Note each line of the listing that contains the string "Jenkins", and copy it.

[Opening Records shown section]

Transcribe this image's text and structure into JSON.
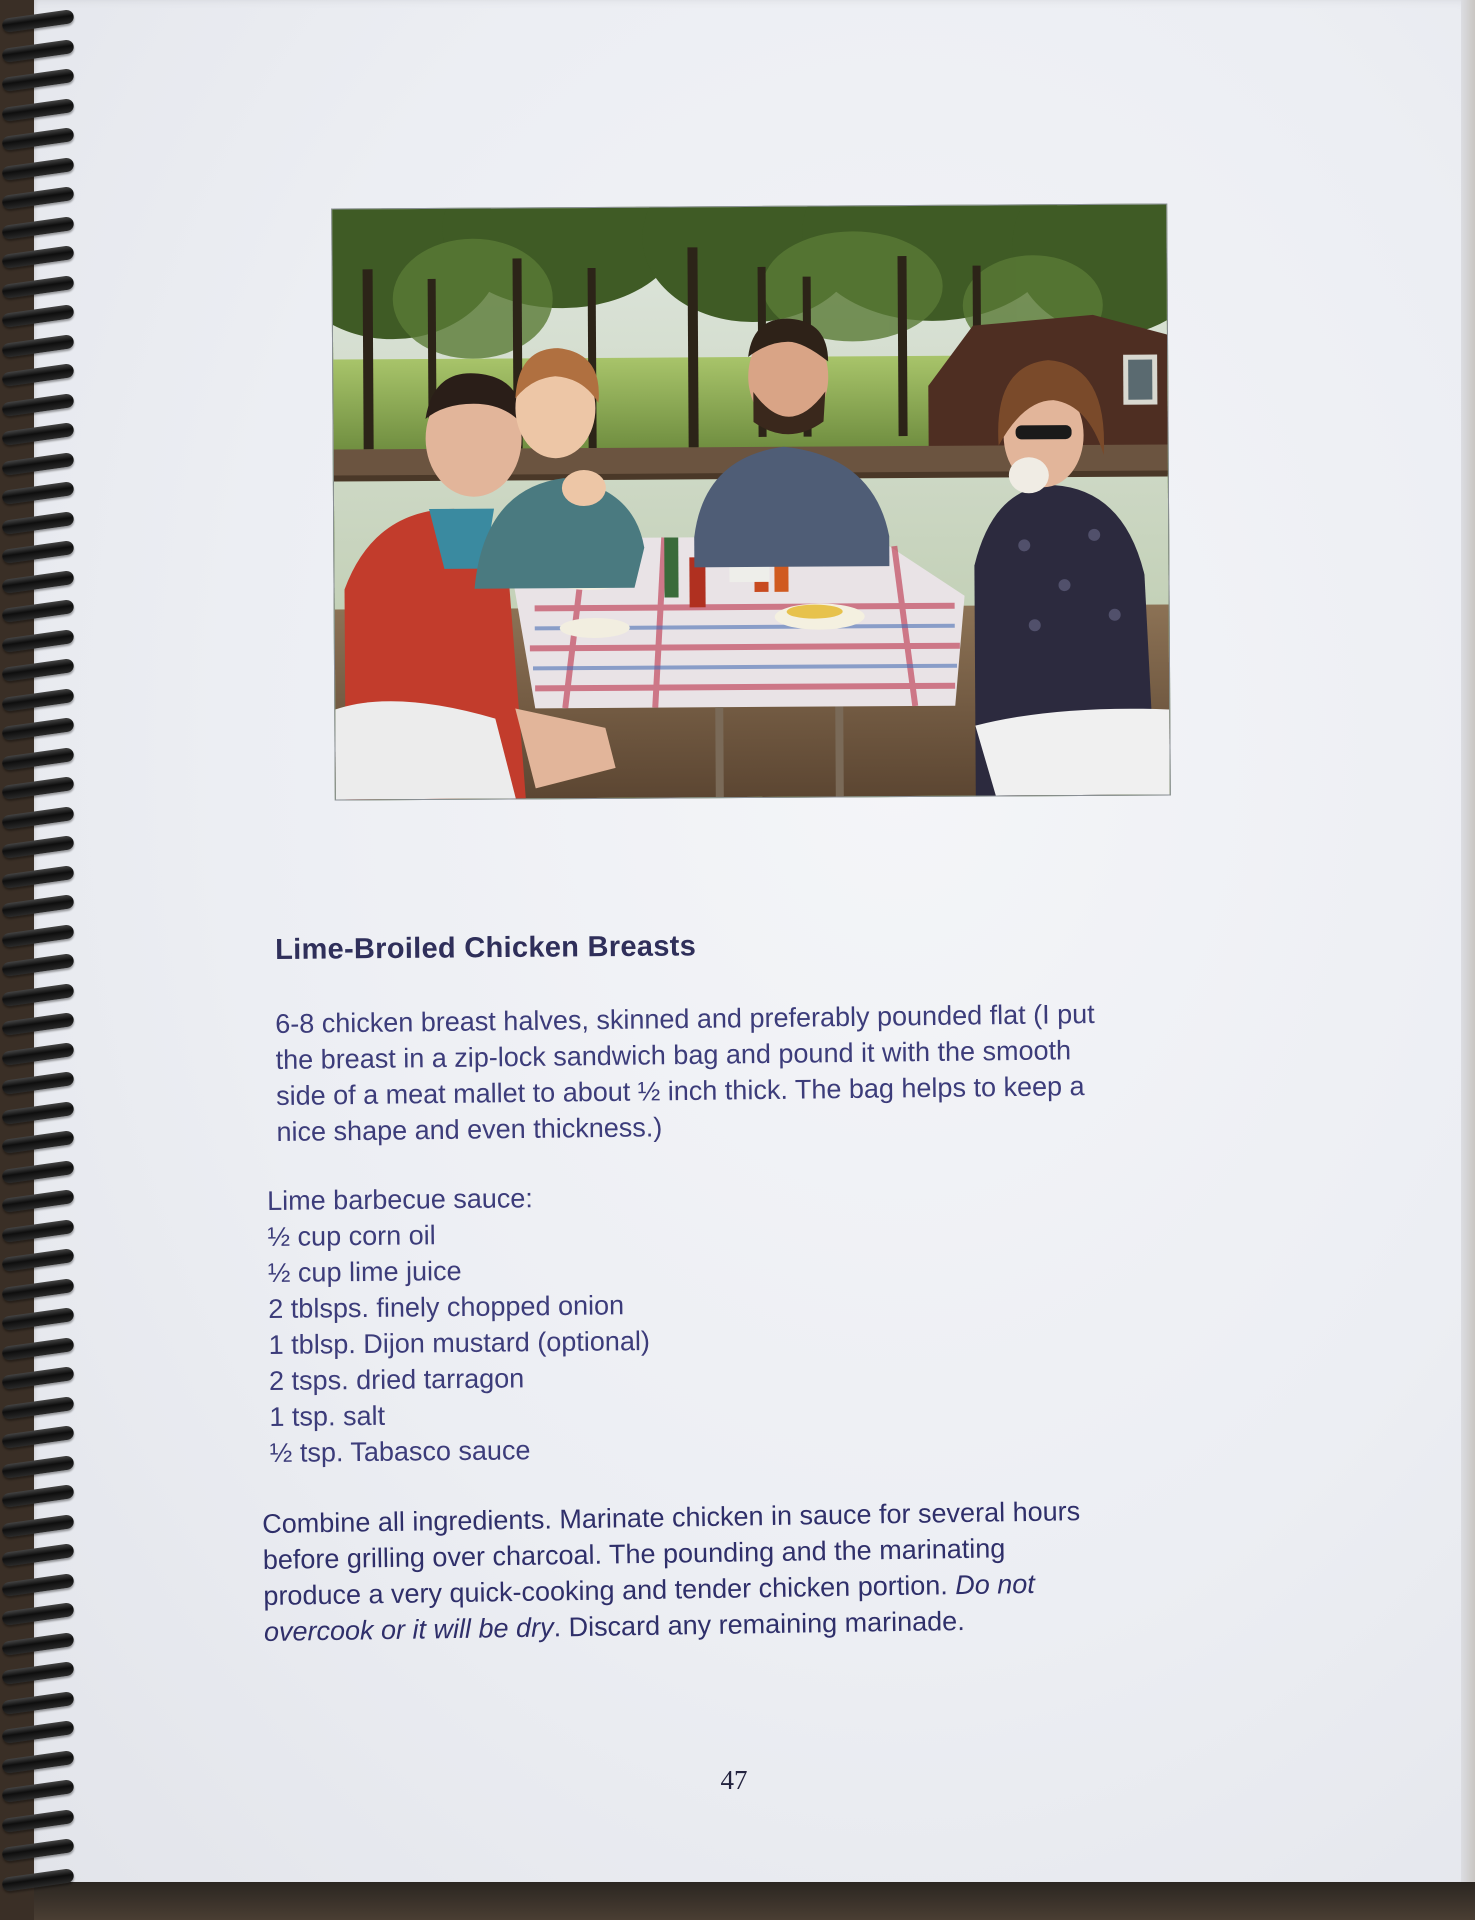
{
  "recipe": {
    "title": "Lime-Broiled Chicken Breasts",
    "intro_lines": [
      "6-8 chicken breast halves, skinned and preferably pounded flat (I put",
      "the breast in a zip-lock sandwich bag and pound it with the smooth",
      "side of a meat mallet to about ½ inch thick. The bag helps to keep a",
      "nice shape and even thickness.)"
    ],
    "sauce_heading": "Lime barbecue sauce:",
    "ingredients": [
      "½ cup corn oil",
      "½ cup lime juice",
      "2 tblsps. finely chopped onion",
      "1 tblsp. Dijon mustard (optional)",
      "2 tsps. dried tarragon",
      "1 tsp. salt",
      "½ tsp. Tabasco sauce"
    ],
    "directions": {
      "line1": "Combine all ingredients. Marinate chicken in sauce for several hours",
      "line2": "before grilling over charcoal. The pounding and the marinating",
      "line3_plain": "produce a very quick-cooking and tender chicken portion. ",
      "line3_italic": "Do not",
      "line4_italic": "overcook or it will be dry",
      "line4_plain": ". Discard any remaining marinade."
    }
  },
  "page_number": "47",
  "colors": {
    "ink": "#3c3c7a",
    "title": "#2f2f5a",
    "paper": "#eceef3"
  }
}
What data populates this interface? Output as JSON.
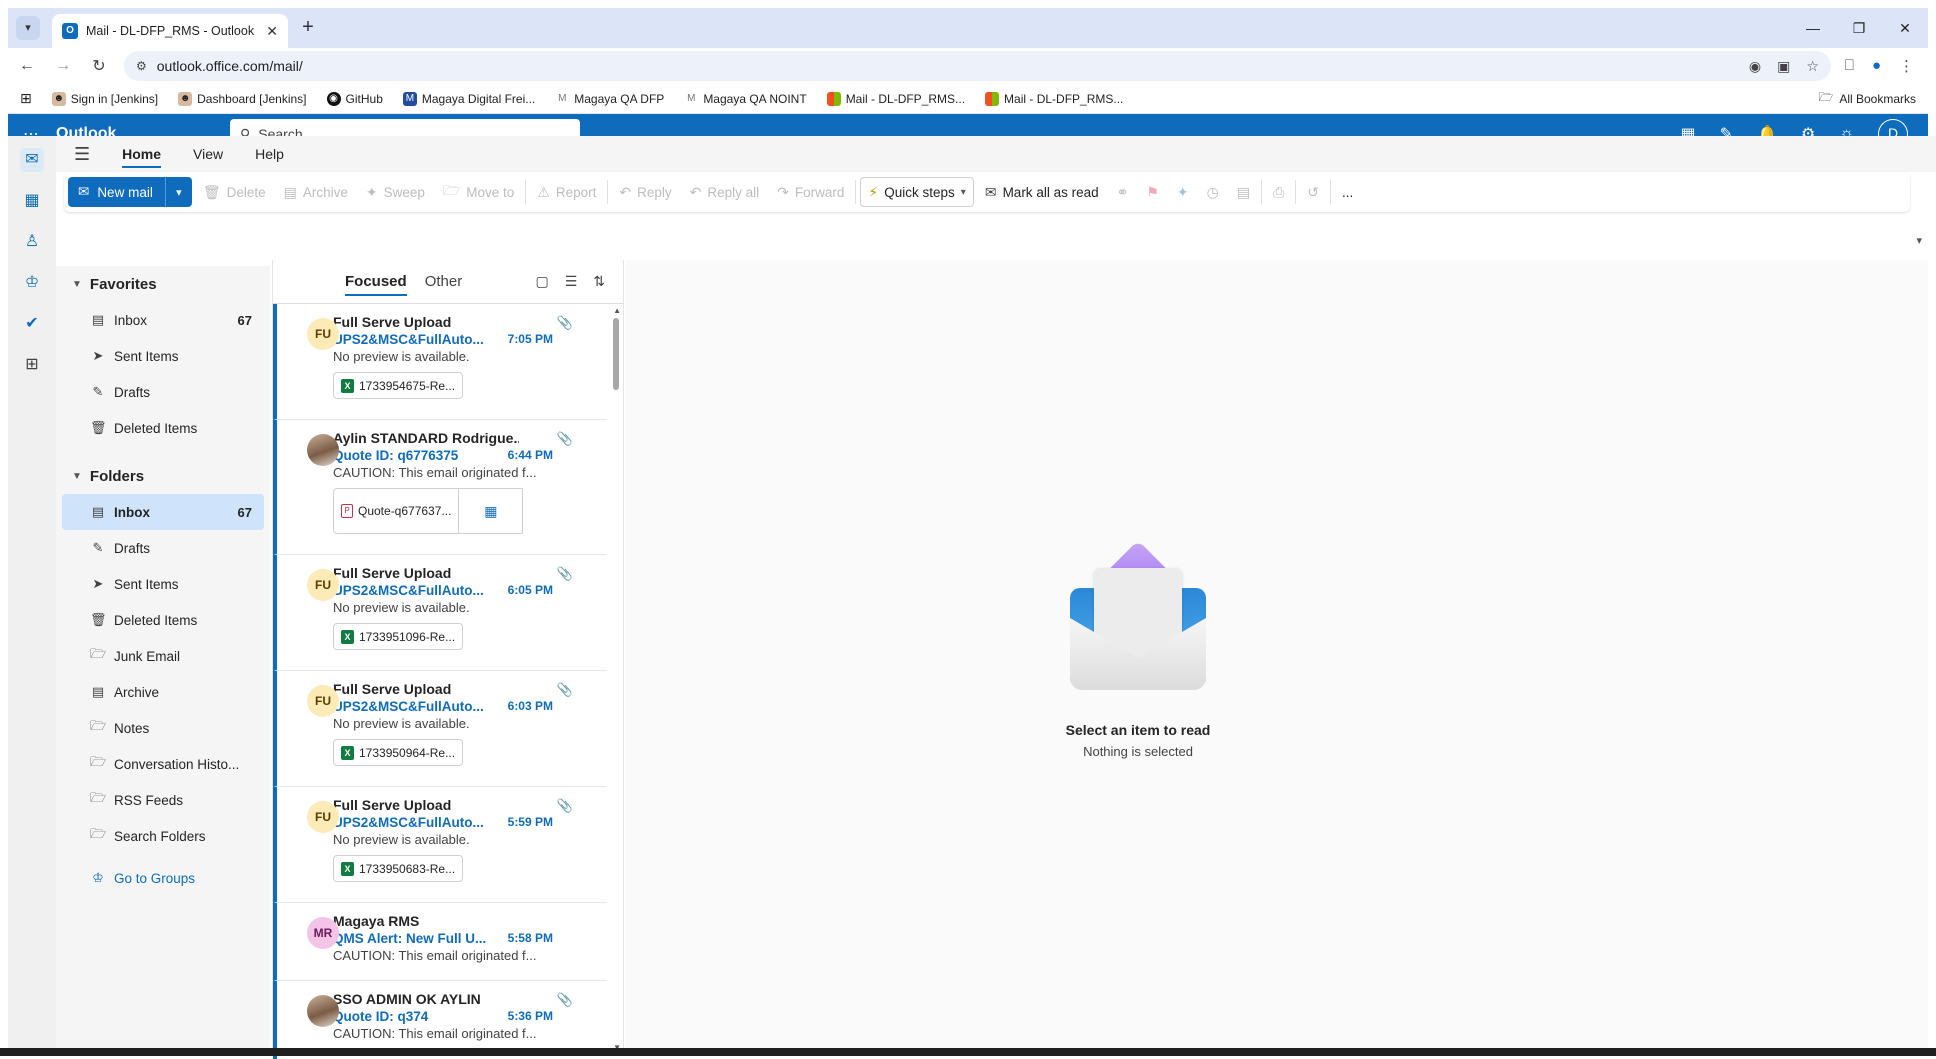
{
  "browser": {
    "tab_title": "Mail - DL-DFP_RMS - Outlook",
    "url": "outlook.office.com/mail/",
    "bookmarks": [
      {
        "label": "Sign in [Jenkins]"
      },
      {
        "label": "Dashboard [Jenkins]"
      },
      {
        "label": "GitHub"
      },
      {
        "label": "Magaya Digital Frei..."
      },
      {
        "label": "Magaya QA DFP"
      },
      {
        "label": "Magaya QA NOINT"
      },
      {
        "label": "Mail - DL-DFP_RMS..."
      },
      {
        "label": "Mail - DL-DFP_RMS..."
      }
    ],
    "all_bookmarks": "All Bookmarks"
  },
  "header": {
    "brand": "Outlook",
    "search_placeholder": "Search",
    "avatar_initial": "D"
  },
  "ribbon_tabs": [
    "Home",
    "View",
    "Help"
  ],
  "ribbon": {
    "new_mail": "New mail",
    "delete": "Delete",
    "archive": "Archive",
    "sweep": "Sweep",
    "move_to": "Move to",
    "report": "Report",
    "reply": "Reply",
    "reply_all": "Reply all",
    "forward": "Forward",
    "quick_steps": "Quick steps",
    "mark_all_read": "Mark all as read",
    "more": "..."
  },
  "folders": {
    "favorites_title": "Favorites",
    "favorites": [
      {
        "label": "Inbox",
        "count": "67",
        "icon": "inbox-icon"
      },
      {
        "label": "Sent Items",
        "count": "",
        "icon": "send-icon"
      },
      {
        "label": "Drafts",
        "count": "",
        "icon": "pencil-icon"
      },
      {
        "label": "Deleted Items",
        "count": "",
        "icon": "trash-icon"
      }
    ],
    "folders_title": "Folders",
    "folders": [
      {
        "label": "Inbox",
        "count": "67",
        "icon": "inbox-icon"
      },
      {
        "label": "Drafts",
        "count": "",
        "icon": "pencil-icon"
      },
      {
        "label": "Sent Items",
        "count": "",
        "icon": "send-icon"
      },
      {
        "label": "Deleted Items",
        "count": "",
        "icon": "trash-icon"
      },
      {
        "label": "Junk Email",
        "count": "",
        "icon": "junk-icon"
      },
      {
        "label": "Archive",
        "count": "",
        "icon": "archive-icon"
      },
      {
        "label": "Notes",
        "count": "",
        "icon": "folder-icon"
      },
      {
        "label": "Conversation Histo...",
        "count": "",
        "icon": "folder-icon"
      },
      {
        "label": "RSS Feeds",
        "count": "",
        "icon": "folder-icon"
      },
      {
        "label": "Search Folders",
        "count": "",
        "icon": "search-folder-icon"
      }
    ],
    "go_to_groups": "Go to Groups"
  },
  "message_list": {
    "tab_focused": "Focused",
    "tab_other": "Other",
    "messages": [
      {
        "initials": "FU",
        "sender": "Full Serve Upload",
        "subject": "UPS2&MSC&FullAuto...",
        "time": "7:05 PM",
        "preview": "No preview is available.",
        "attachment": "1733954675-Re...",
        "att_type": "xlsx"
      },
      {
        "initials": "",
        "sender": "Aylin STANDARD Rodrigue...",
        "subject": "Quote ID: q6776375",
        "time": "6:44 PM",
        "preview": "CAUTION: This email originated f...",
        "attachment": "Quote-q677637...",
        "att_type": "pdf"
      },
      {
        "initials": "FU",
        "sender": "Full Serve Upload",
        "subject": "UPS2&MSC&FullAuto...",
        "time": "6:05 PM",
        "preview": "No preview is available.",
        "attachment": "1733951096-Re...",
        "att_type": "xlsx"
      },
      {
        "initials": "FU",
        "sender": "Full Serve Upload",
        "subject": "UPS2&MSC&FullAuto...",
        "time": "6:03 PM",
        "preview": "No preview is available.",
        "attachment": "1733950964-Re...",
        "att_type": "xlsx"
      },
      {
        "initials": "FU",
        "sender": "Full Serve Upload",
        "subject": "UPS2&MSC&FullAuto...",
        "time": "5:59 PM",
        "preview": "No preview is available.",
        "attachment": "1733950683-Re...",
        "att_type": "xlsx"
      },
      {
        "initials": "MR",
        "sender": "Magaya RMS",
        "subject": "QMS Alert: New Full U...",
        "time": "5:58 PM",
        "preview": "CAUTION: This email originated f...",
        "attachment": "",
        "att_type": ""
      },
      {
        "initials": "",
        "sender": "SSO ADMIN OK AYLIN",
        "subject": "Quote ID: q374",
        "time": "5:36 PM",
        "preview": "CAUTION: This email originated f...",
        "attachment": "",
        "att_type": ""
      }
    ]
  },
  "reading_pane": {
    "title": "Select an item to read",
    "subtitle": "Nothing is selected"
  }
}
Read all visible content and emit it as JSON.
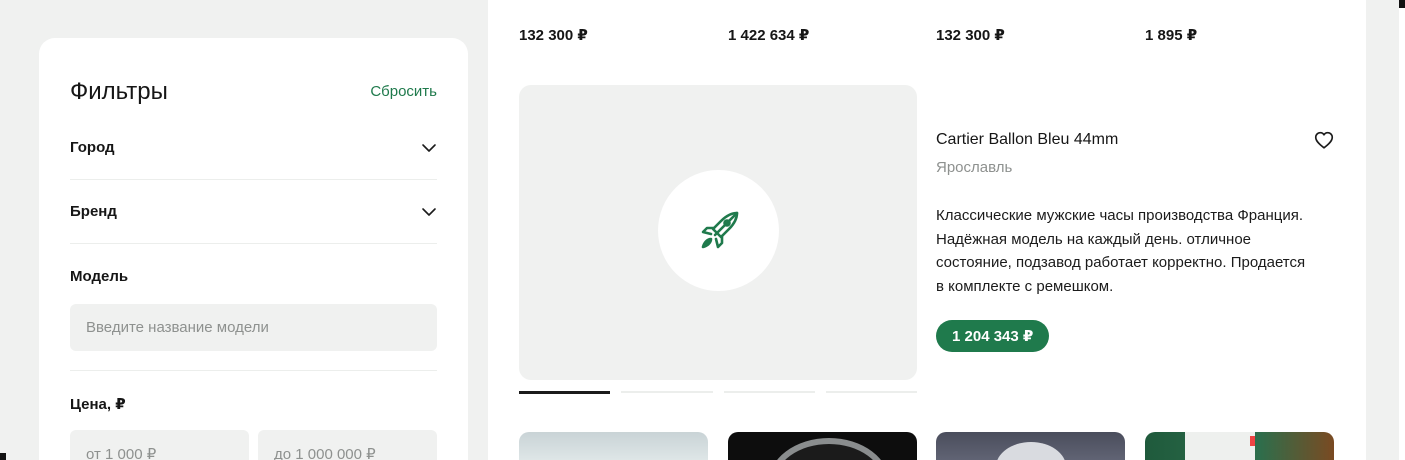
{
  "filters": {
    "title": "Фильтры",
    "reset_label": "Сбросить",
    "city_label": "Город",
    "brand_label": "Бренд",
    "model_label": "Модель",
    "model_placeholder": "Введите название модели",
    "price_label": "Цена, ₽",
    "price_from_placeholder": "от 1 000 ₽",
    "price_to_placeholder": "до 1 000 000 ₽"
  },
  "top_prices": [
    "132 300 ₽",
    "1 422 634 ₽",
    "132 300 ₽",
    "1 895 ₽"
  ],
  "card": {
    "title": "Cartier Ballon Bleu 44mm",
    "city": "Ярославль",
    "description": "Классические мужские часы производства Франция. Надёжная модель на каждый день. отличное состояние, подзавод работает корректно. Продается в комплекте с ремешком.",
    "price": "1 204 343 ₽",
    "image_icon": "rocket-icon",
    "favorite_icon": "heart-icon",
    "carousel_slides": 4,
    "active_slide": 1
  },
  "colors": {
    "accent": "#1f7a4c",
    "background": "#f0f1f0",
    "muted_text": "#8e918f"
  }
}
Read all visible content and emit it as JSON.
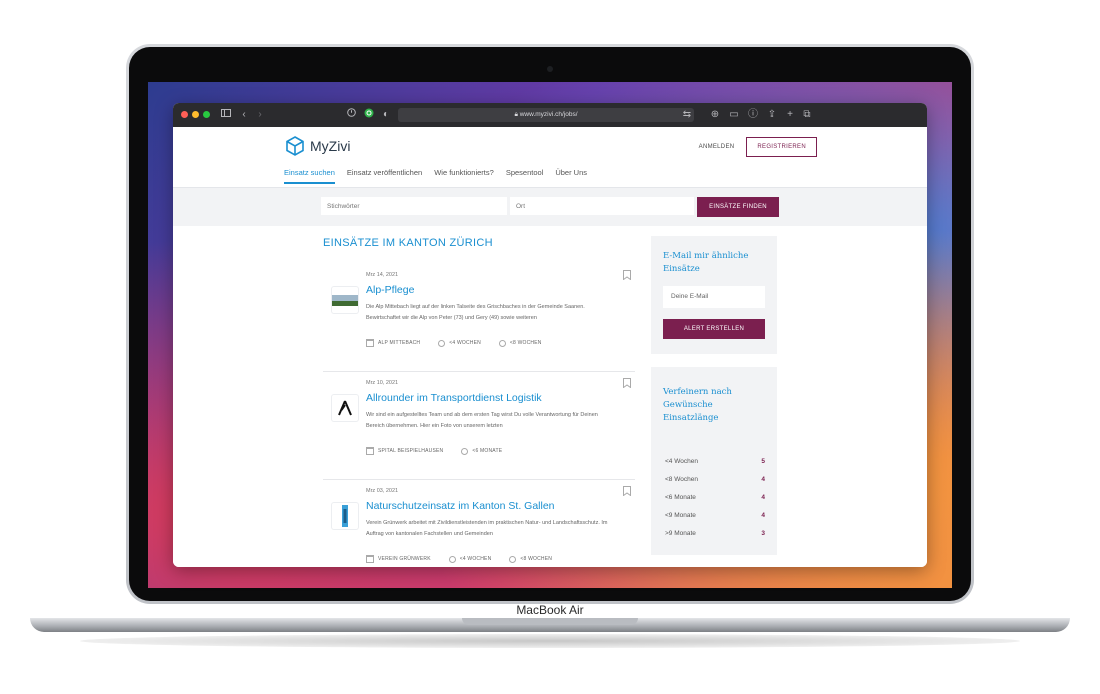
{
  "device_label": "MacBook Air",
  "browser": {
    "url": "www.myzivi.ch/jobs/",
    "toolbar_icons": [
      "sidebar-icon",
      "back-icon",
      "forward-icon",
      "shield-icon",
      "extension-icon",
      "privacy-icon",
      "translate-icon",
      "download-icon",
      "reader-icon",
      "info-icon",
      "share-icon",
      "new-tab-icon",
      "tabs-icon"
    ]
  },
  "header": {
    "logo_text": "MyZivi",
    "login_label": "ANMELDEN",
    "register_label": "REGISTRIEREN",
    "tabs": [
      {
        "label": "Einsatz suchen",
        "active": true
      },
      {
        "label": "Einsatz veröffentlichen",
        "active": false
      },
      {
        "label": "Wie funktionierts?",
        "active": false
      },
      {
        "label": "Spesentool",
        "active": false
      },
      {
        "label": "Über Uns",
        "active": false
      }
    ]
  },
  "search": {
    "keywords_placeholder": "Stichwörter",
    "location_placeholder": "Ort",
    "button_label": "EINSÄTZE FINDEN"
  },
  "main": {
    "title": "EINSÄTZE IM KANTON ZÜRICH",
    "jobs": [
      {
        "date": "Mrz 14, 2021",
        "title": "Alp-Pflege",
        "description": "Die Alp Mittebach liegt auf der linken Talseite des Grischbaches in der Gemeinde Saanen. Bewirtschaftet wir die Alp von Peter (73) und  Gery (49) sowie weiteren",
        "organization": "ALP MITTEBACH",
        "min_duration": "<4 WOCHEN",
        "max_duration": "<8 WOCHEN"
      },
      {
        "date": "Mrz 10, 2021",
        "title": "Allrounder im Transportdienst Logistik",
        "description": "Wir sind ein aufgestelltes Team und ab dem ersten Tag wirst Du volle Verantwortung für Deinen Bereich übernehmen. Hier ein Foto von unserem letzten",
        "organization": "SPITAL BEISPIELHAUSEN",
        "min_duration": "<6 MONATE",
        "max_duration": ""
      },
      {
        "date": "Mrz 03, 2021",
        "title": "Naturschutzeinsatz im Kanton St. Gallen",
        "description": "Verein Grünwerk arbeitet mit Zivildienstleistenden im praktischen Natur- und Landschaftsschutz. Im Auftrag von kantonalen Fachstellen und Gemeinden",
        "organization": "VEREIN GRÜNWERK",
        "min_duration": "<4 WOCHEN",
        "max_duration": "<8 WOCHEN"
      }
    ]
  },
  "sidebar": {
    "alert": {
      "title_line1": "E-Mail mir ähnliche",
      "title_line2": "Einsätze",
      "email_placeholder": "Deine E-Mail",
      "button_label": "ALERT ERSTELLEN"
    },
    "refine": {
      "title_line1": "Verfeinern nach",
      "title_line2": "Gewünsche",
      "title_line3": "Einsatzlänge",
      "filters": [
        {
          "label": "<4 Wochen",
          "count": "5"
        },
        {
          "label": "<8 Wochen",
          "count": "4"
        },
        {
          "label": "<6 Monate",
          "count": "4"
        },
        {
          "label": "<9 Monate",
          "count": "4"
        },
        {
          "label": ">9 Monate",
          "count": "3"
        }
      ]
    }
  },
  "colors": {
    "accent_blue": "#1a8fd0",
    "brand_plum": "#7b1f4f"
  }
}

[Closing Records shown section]

• [The answer]:
        "label": "Sign in [Jenkins]"
        "label": "Dashboard [Jenkins]"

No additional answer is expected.